This week we (the whole family) went for an exploratory nighttime hike around the perimeter of our land with flashlights. We turned them off frequently to look around and feel the dark, and adjust our eyes to the landscape. It is seriously dark here at night, if there isn’t a moon and it’s cloudy. We could barely see anything, only a few stars above. It’d be very dangerous to be out in these woods on a cloudy night without a flashlight. One cannot see anything. After our walk, we returned to the house and retrieved Jim’s new “keeper” SIG thermal scope 
to test it out. (He also bought several others, to re-sell.) We could clearly see our horses, cat, and each other.

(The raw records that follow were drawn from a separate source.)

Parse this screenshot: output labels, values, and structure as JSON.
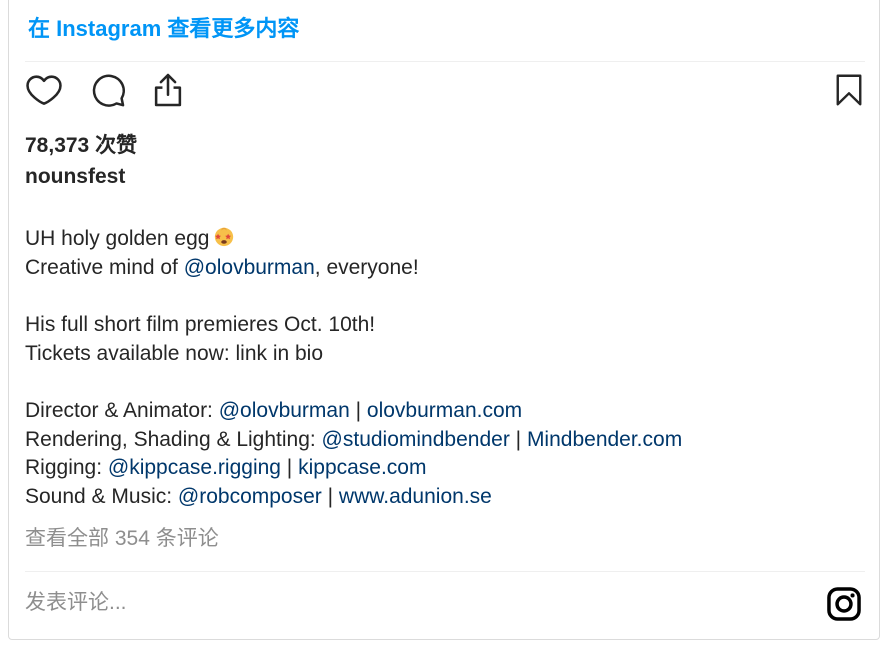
{
  "header": {
    "view_more_link": "在 Instagram 查看更多内容"
  },
  "actions": {
    "like_icon": "heart-icon",
    "comment_icon": "comment-icon",
    "share_icon": "share-icon",
    "save_icon": "bookmark-icon"
  },
  "post": {
    "likes": "78,373 次赞",
    "username": "nounsfest",
    "caption": {
      "line1_text": "UH holy golden egg",
      "line1_emoji": "star-struck-emoji",
      "line2_prefix": "Creative mind of ",
      "line2_mention": "@olovburman",
      "line2_suffix": ", everyone!",
      "line3": "His full short film premieres Oct. 10th!",
      "line4": "Tickets available now: link in bio",
      "credits": [
        {
          "label": "Director & Animator: ",
          "mention": "@olovburman",
          "sep": " | ",
          "link": "olovburman.com"
        },
        {
          "label": "Rendering, Shading & Lighting: ",
          "mention": "@studiomindbender",
          "sep": " | ",
          "link": "Mindbender.com"
        },
        {
          "label": "Rigging: ",
          "mention": "@kippcase.rigging",
          "sep": " | ",
          "link": "kippcase.com"
        },
        {
          "label": "Sound & Music: ",
          "mention": "@robcomposer",
          "sep": " | ",
          "link": "www.adunion.se"
        }
      ]
    },
    "view_comments": "查看全部 354 条评论"
  },
  "comment_box": {
    "placeholder": "发表评论...",
    "value": "",
    "logo_icon": "instagram-logo-icon"
  },
  "colors": {
    "link_blue": "#0095f6",
    "mention_blue": "#00376b",
    "text": "#262626",
    "muted": "#8e8e8e",
    "border": "#dbdbdb"
  }
}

We continued working on our knitting and crocheting skills and then on some home health care skills. We’ve also begun a unit in making knots with various kinds of rope for varying purposes. My mother gifted the children, two years ago, this little set “The Handy Box of Knots” by Randy Penn 
. We’re just getting into it now. The package contains nylon ropes, a book on the history and uses of knots and a detailed instructional guide on how to make them, as well as dozens of games and exercises for honing our new skills. We highly recommend it for anyone interested in learning knots.
We butchered a turkey and three chickens this week. We froze the three chickens and some of the best meat from the turkey and boiled down the bones to get the rest of the meat and to make some soup broth. We have so much else to do that it is easier for us to just do a few birds at a time. Also to be really honest with you, neither Jim nor I like the job very much. We like the meat, of course, but not the job. It is a cold outside job. It’s icky and sad and very time consuming. We tend to be quite grumpy with each other on butcher day until the job is nearly completed. Once we can see the end of the job approaching, when we look at the work of our hands, the abundance of our own home raised meat, we feel quite rewarded, and the atmosphere between us becomes noticeably more cheerful once again.
I cleaned the chicken coop.
In the kitchen, I seriously reorganized, reassessed all of our cookware and food storage containers, culled some, put some away for later use, and generally reorganized much of the kitchen cupboards and drawers. Let’s just say that I am a Prepper and a Minimalist. Therefore I am always assessing, what is needed and used and what we need for the future. It is a tough road for balance. Many would say that I’m not a true Minimalist. But we’re definitely not hoarders, either. 🙂 It’s an on-going battle. Balance is the key word!
We hope you all have a very Blessed, productive and safe week,
This week we started the big push to clean up the house. In a way, it was somewhat disheartening for me as I watched box after box of “stuff” hauled into my recently cleaned and organized shop. Oh well. I guess I know what I’ll be doing for the next week now.
The gardening is done, the property is winterized and now the winter projects begin. One of those projects actually relates to the recent house cleaning as well. Our world has become more digital and very seldom do we even print the pictures that we take with a camera anymore. The important ones get printed and hung on the wal, but where we used to carry wallet size photos around, it’s all digital. It’s just too easy to whip out that smart phone and flip through thousands of photos.
Mrs Latimer is somewhat of the family historian and the extended family has dumped their old family photos on her for years. This winter, one of my projects will be to digitize the boxes of these photos and reclaim the storage space that they take up. Hard drive space is cheap.
o o o
As always, please share your own successes and hard-earned wisdom in the Comments.